

Valeriya Solozobova NAME:

Rueppurrer str. 106, 76137 Karlsruhe ADRRESS:

valeriya.solozobova@kit.edu E-mail :

Moscow, Russia, December 4, 1981 Place and Date of Birth:

: biochemistry, molecular biology FIELDS OF SPECIALIZATION

Institute of Toxicology and Genetics, KIT, Campus Nord, 76344 BUSINESS ADDRESS:

Eggenstein-Leopoldshafen, Hermann-von-Helmholtz-Platz-1.

0049-7221-82-2714 CONTACT TELEPHONE:

Educational Background:

1999 – Salakhov Higher Grammar School - Laboratory of Tyumen Region, Surgut, Russia,

Silver Medal Winner.

1999 – 2004: Graduate Student, Kazan State University, Department of Biochemistry,

Kazan, Russia. Diploma with Honors.

2004 – June 2007: Post-Graduate Student, Institute of Cell Biophysics, Pushchino, Russia.

2007 - 2010: PhD Student, Insitute of Toxicolgy and Genetics, Karslruhe Institute of

Technology, Campus Nord, Germany

English (fluent), Russian (native), German (reading and understanding using a Languages:

dictionary).

99

Publication list:

Publications:

Solozobova V, Rolletschek A, Blattner C. (2009) Nuclear accumulation and activation

of p53 in embryonic stem cells after DNA damage. BMC Cell Biology 10:46

, Blattner. C. Regulation of p53 in embryonic stem cells. (submitted after Solozobova V

revision for Exp. Cell Research)

Poster presentation:

, Blattner C. Regulation of p53 (EMBL conference on Stem cells, Tissue Solozobova V

Homeostasis and Cancer (12-15.05.2010)

100

Acknowledgements.

First of all I would like to thank Dr. Christine Blattner, for being such a good

supervisor, for cheering me up and putting me down when needed, for the many

criticisms that helped to improve my project.

I’d also like to thank the former and the present members of the lab 203 for the

nice time we spent together. Especially I thanks a lot Roman.

I would like also to thank all members of ITG for a lot of help to me to handle

some equipment, and also, in general, for being such a nice collective.

My life would have been harder without the support of some special persons I met

during my experience in Germany.

Thanks to Dieter for his understanding of my long work hours and his supporting

and his advises.

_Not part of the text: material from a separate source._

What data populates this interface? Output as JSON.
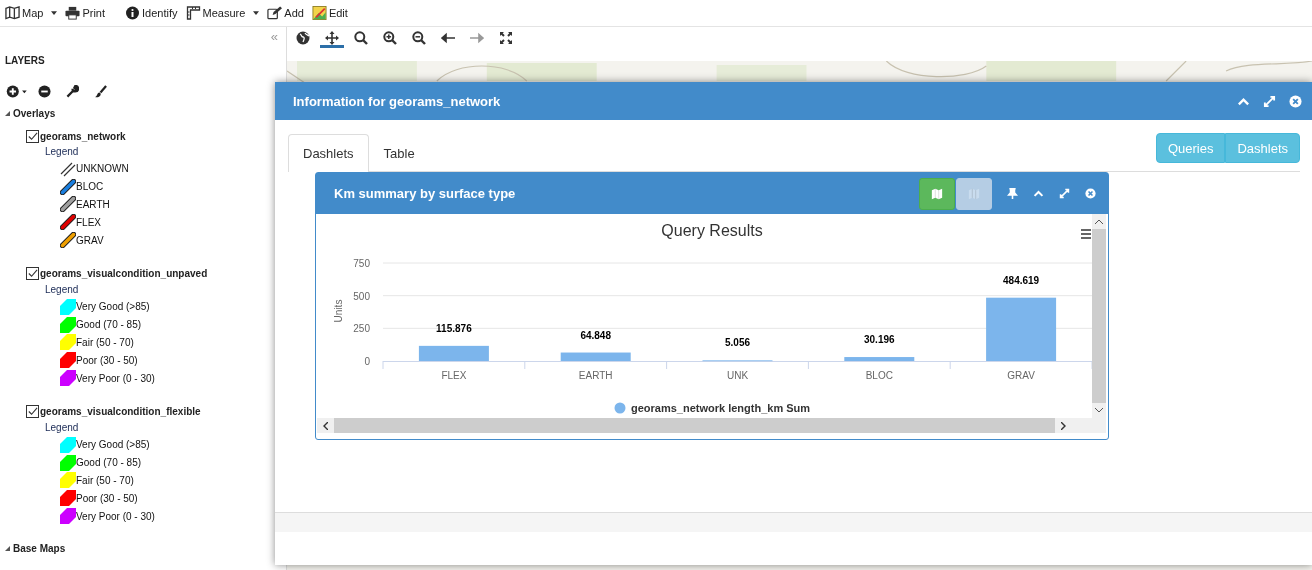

Thanks to my friends Danilo, Misha, Michael, Christian, Viviene, Marika, Justin,

Julia, Flo, and Irene.

I would like to thank my parents, my brother and my grandparents for being close

to me and for the feeling of constant support despite the long distance between us.

101